A Food Scientist examines the chemistry and biology of foods from raw material through processing to the final product.
A Food Technologist uses food sciences and other technological know-how to turn raw materials into finished products for the consumer often with the aid of sophisticated equipment.
The relationship between meat quality and animal breed, the thickness of egg shells produced by different types of he, the effect of genotype on barley for malting, and modification of DNA in brewer’s yeasts show the ways in which scientists and technologists are employing genetic principles to continually improve our food supplies.
Most countries have legislation covering foods and this poses both opportunities and challenges. As a Civil Servant you could be involved in formulating the legislation; as an Environmental Health Officer or Trading Standards Officer you could be responsible for enforcing the law;
Or as a company food technologist you would need to know about food legislation in the UK, Europe or any other country to which your company exported food.

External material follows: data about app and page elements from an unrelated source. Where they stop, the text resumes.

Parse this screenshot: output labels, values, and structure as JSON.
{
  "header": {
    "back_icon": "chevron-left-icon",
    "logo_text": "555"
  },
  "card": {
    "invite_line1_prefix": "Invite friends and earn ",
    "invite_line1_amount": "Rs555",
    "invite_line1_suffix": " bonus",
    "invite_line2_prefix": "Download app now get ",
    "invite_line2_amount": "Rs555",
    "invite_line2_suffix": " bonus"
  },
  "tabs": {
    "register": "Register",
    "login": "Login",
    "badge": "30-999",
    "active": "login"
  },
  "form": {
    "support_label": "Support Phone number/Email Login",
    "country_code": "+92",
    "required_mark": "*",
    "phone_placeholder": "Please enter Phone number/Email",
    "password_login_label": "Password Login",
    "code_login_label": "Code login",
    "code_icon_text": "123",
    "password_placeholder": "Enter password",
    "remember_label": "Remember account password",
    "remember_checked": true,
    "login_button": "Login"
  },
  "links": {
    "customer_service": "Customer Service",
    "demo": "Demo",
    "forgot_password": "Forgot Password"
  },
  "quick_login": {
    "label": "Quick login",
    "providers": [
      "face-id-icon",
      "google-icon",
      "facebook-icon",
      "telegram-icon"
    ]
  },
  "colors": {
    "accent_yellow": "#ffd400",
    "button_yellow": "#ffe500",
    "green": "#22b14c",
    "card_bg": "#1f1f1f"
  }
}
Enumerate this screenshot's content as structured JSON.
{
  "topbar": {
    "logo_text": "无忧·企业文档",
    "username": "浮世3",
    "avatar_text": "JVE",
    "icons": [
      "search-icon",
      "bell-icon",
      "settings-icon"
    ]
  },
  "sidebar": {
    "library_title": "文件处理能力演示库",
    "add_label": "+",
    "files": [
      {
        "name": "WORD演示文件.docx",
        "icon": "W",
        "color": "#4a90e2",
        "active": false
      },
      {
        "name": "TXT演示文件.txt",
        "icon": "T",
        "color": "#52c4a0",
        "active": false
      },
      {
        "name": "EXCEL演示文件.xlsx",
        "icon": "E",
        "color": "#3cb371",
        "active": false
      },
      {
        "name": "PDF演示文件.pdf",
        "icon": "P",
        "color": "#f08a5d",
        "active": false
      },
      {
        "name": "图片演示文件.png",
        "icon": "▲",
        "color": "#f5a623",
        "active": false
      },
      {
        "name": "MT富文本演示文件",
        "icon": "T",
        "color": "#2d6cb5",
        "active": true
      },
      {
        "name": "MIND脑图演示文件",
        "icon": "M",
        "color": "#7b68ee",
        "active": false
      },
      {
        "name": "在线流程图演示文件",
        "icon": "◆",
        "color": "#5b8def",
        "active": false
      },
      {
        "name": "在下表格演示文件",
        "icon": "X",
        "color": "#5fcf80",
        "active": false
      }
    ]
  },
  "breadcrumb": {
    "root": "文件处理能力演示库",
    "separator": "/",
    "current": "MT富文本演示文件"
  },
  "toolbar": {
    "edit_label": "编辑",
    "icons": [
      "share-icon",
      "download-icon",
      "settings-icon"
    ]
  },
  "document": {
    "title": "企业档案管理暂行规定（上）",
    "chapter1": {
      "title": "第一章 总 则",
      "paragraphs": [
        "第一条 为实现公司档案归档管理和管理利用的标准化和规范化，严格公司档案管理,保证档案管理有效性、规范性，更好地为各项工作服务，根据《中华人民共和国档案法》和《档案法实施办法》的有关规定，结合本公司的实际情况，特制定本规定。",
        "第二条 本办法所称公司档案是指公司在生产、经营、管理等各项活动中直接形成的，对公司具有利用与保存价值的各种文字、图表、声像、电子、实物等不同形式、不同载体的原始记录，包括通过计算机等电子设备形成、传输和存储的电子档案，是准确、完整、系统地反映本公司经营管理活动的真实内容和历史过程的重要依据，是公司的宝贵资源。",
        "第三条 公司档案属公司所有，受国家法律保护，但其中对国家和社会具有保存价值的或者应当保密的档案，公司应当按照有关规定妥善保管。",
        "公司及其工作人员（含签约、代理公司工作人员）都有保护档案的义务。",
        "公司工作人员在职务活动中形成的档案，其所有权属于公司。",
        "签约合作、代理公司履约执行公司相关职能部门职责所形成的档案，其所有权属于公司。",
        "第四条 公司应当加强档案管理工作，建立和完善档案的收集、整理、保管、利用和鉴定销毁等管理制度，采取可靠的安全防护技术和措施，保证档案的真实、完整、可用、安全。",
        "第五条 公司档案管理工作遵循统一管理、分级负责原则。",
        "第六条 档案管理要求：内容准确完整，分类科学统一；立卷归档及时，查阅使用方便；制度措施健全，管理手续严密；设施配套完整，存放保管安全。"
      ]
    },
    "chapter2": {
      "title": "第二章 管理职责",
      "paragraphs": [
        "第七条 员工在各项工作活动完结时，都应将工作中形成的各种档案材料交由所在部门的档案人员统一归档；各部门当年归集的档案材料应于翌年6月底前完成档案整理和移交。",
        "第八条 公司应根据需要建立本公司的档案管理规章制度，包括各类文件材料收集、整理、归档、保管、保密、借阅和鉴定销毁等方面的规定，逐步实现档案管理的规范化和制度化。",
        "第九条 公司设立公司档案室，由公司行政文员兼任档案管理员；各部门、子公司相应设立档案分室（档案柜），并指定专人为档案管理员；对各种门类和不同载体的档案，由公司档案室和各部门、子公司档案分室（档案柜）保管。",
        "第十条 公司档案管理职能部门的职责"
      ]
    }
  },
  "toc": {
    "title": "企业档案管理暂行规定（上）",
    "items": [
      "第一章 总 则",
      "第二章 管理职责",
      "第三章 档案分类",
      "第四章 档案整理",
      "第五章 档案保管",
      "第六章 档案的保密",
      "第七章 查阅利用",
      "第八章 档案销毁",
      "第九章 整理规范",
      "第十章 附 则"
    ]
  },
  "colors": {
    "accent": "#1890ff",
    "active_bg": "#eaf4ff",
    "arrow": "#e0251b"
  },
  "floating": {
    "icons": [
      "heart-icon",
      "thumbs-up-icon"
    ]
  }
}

Every year some food science and technology graduates take up careers in food marketing. They usually find that their scientific knowledge can bridge the gap between the sales team who want exciting new products to market and the quality, safety, finance and production managers who must produce safe foods at the right price.
This is the study of ‘micro-4organisms’ which are single-celled organisms, or organisms consisting of cells that show little or no differentiation.
In practice this covers bacteria, fungi, protozoa and algae, viruses and prions. Beneficial micro-organisms are used in many familiar foods (cheese, wine, yoghurt, etc.), large economic losses can result from the activities of yeasts, moulds and spoilage bacteria, and food related illness can be caused by bacteria like Salmonella, Clostridia and Listeria.
Food microbiologists study sources, growth conditions and detection methods of both beneficial and pathogenic micro-organisms and can find mobs in industry, research and enforcement organisations.
Food and drink business large and small use raw materials from all over the world.
Food scientists and technologists are often asked by their company to find a new raw material supplier or inspect an existing one. For this they need to be flexible, adaptable and willing to travel.
The range of opportunities for careers in food research is wide. Pure research is often carried out in universities and government research laboratories.
Applied topics may form the basis of projects in the research associations and company research and development departments.
The EC and a number of international bodies fund research throughout the world ranging in scope from simple rural technologies to high-tech activities.